Well, I’m happy to say that Seattle’s most consistently entertaining and hilariously inappropriate holiday comedy show is back again. Lisa Koch and Peggy Platt have been doing a new version of “Ham for the Holidays” annually for eleven years now and their newest production (somewhat) titled “A Lard Day’s Night” is so fresh and bright spirited that it feels like the whole idea came up just yesterday. Or possibly very late last night.
Peggy Platt has a fine reputation on the professional comedy circuit (if nowhere else) and has worked major comedy clubs around the country for over thirty years. She’s opened for headliners like Jerry Seinfeld, Jay Leno, Kathy Griffin and Puppetry of the Penis. That last credit is a good indication of her very loose boundaries of social propriety, a gleeful embrace of white trash, low-class ambitions and the utter irrelevance of any sort of aesthetic standards of excellence. Not to be fooled, though, because this talented comic actress is thoroughly professional and much more skillful than any of her characters would have you believe.
Her partner in crime is equally accomplished, adding to her hilarious performance vitality with a platter-full of clever, irreverent and neatly-crafted new lyrics to familiar songs. Her writing makes it clear that this show is built on new comments on the familiar, taking popular culture and making it local, and clearly creating within a fixed income that can only afford laughs that are easy and untaxed. Whether playing the MC nun on the game show “Who’s Your Diety?” or as the cowgirl co-star of The Polka Dots (A Ballard Norwegian accordion and vocal group) or even playing a certain too-familiar Michelle in the political talk-show “Bachmann Xmas Overdrive” Koch makes it all feel casual. Of course, comedy only seems easy when the comic is really, really good.
These two women also have the support of two talented men who make the ensemble feel much larger than it is. Music Director/Pianist/Actor D.J. Gommels and Actor Michael Oaks create a zoo of exotic supporting creatures. With all of the performers playing characters of both genders, famous to utterly unknown, superstars to trailer court indigents, there is a constant sense that there wouldn’t be room on the stage for anyone else.
In addition to The Polka Dots and “Who’s Your Diety” (featuring guests Harvey Fierstein, Kirstie Alley and Professor Albus Dumbledore) the ensemble finished off the first act with a return of the famous Sequim Gay Men’s Chorus (now known by the acronym S.Q.U.E.E.L – don’t ask). That is probably the most successful sketch for localizing the omni-sexual humor that runs throughout the show.

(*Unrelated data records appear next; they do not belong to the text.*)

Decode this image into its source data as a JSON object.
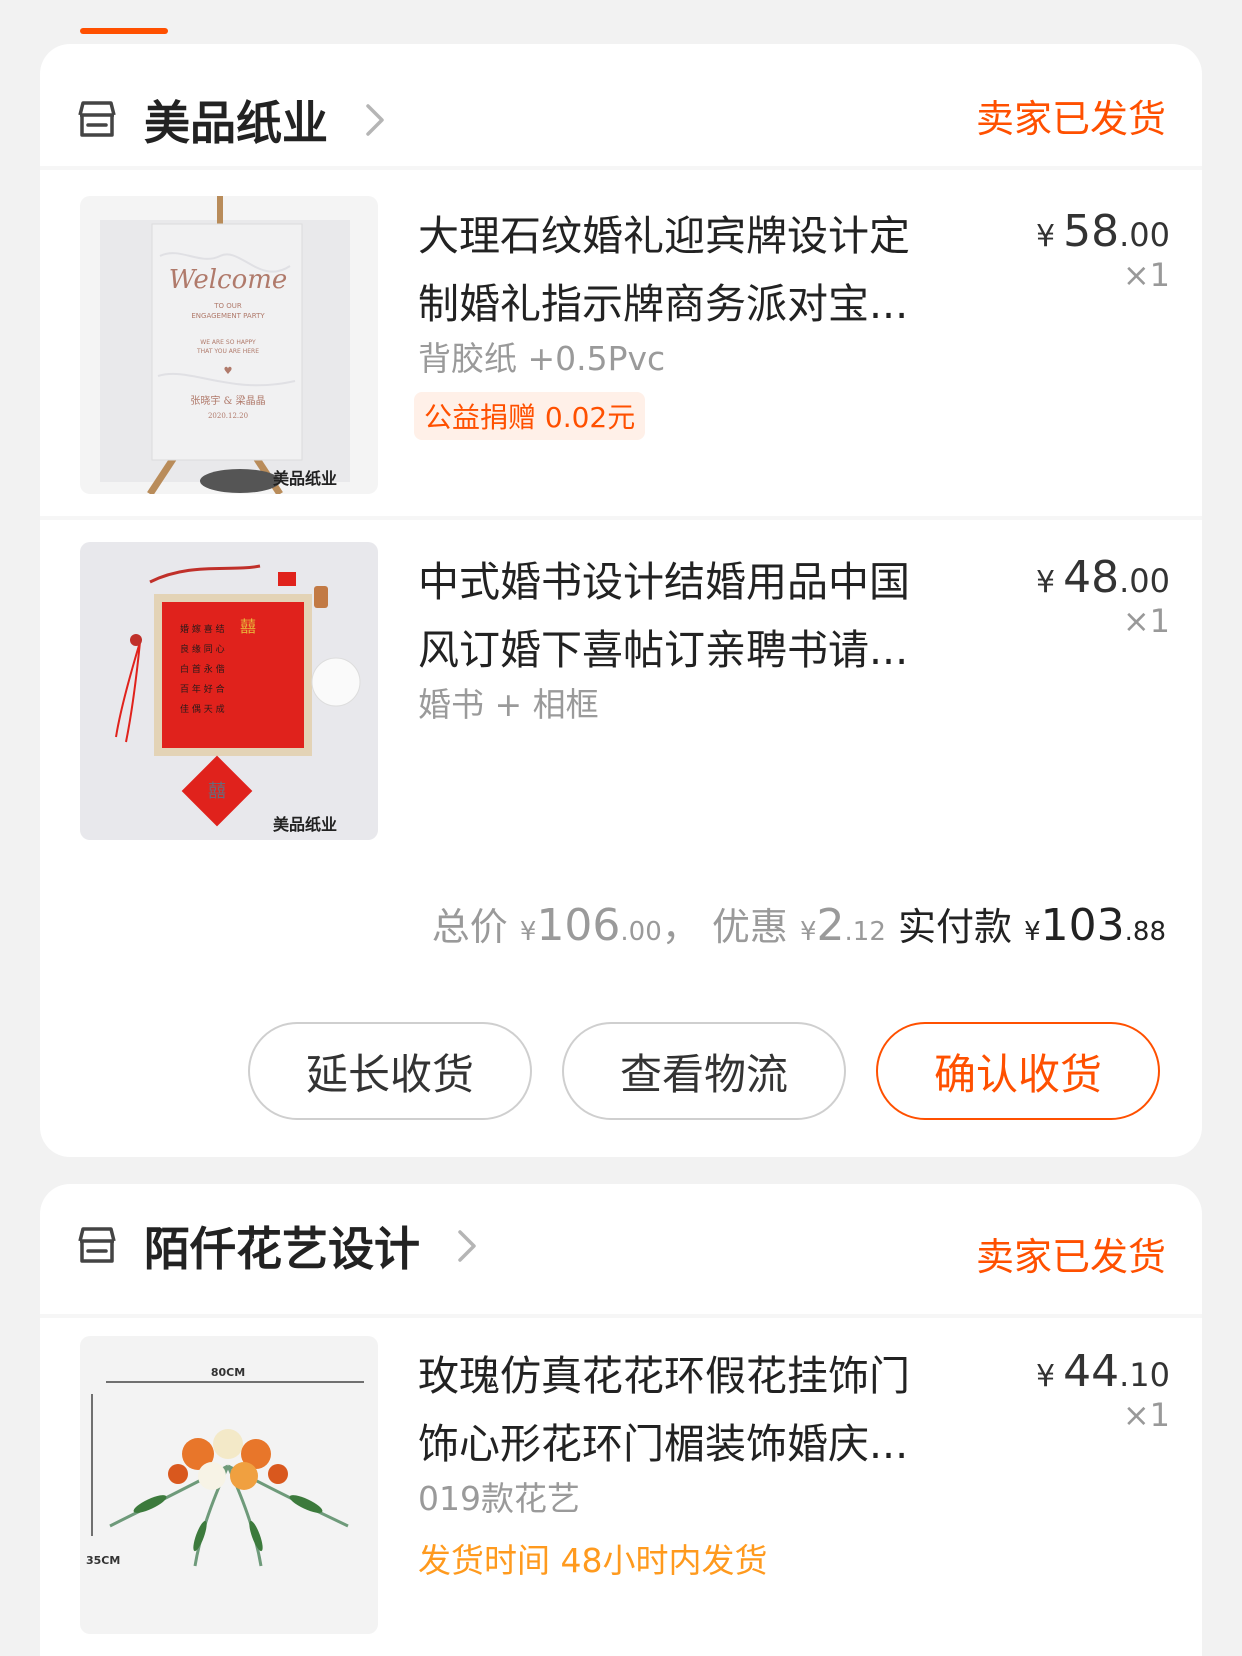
{
  "orders": [
    {
      "shop": "美品纸业",
      "status": "卖家已发货",
      "items": [
        {
          "title_line1": "大理石纹婚礼迎宾牌设计定",
          "title_line2": "制婚礼指示牌商务派对宝...",
          "sku": "背胶纸 +0.5Pvc",
          "badge": "公益捐赠 0.02元",
          "price_yen": "¥",
          "price_int": "58",
          "price_dec": ".00",
          "qty": "×1",
          "thumb_text": [
            "Welcome",
            "TO OUR",
            "ENGAGEMENT PARTY",
            "WE ARE SO HAPPY",
            "THAT YOU ARE HERE",
            "张晓宇 & 梁晶晶",
            "2020.12.20",
            "美品纸业"
          ]
        },
        {
          "title_line1": "中式婚书设计结婚用品中国",
          "title_line2": "风订婚下喜帖订亲聘书请...",
          "sku": "婚书 + 相框",
          "price_yen": "¥",
          "price_int": "48",
          "price_dec": ".00",
          "qty": "×1",
          "thumb_text": [
            "美品纸业"
          ]
        }
      ],
      "summary": {
        "total_label": "总价",
        "total_yen": "¥",
        "total_int": "106",
        "total_dec": ".00",
        "sep": "，",
        "discount_label": "优惠",
        "discount_yen": "¥",
        "discount_int": "2",
        "discount_dec": ".12",
        "paid_label": "实付款",
        "paid_yen": "¥",
        "paid_int": "103",
        "paid_dec": ".88"
      },
      "buttons": {
        "extend": "延长收货",
        "logistics": "查看物流",
        "confirm": "确认收货"
      }
    },
    {
      "shop": "陌仟花艺设计",
      "status": "卖家已发货",
      "items": [
        {
          "title_line1": "玫瑰仿真花花环假花挂饰门",
          "title_line2": "饰心形花环门楣装饰婚庆...",
          "sku": "019款花艺",
          "ship": "发货时间  48小时内发货",
          "price_yen": "¥",
          "price_int": "44",
          "price_dec": ".10",
          "qty": "×1",
          "thumb_text": [
            "80CM",
            "35CM"
          ]
        }
      ]
    }
  ],
  "colors": {
    "accent": "#ff5000",
    "ship": "#ff9a1e"
  },
  "icons": [
    "shop-icon",
    "chevron-right-icon"
  ]
}
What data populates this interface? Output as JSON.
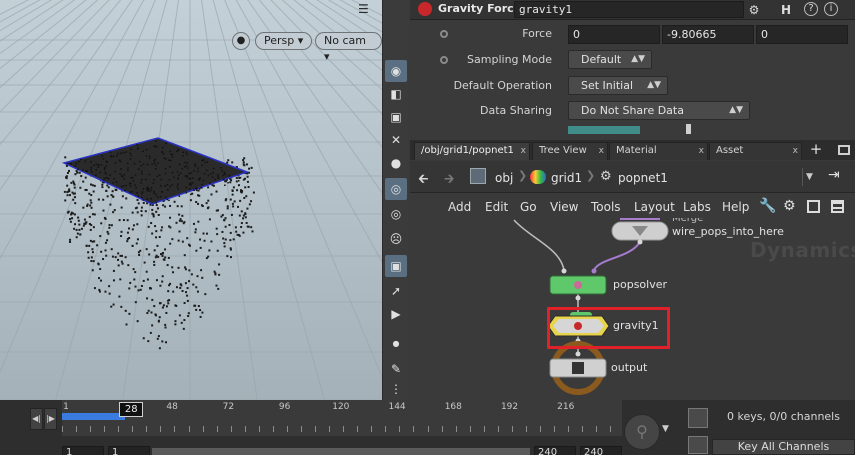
{
  "viewport": {
    "camera_menu": "Persp",
    "cam_menu": "No cam",
    "arrow_suffix": "▾",
    "toolbar_icons": [
      "eye-icon",
      "display-icon",
      "lock-icon",
      "x-icon",
      "shading-icon",
      "light-icon",
      "bulb-icon",
      "skull-icon",
      "snapshot-icon",
      "wand-icon",
      "wand-play-icon",
      "dot-icon",
      "pen-icon"
    ]
  },
  "params": {
    "node_type": "Gravity Force",
    "node_name": "gravity1",
    "help_icon": "H",
    "info_icon": "?",
    "info2_icon": "i",
    "rows": [
      {
        "label": "Force",
        "values": [
          "0",
          "-9.80665",
          "0"
        ]
      },
      {
        "label": "Sampling Mode",
        "menu": "Default"
      },
      {
        "label": "Default Operation",
        "menu": "Set Initial"
      },
      {
        "label": "Data Sharing",
        "menu": "Do Not Share Data"
      }
    ]
  },
  "network": {
    "tabs": [
      "/obj/grid1/popnet1",
      "Tree View",
      "Material Palette",
      "Asset Browser"
    ],
    "tab_close": "x",
    "new_tab": "+",
    "path": [
      "obj",
      "grid1",
      "popnet1"
    ],
    "menus": [
      "Add",
      "Edit",
      "Go",
      "View",
      "Tools",
      "Layout",
      "Labs",
      "Help"
    ],
    "context_label": "Dynamics",
    "nodes": {
      "merge_type": "Merge",
      "merge_name": "wire_pops_into_here",
      "solver": "popsolver",
      "gravity": "gravity1",
      "output": "output"
    }
  },
  "timeline": {
    "tick_labels": [
      "1",
      "48",
      "72",
      "96",
      "120",
      "144",
      "168",
      "192",
      "216"
    ],
    "current_frame": "28",
    "start_a": "1",
    "start_b": "1",
    "end_a": "240",
    "end_b": "240",
    "keys_status": "0 keys, 0/0 channels",
    "key_all": "Key All Channels"
  },
  "colors": {
    "highlight": "#e0212a",
    "solver_node": "#5fc86a",
    "timeline_range": "#3a7be0",
    "grid_edge": "#2a33c8"
  }
}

In the second act, after the Michelle Bachmann sketch that adds a little political edge to the season, the Spudds (Platt & Koch) return for a brilliant send-up of “film manure” called “Double-Wide Indemnity”. Frankly, their grasp of the style, intrigue, clandestine pleasure and essential irrelevance of that old film was more successful than ACT’s recent full-scale, big budget staging. Director David Hunter Koch knows exactly how to handle these very funny people, and how to keep everything smart, unpretentious and constantly entertaining. Go see this ridiculous and irreverent show. It’s one of the brightest ornaments on Seattle’s Christmas tree, and will leave you grinning from ear to ear, draped in tinsel and humming songs you’re glad you can’t quite remember.
PICTURED ABOVE: Peggy Platt and Lisa Koch
PHOTO BY: Heather Trimm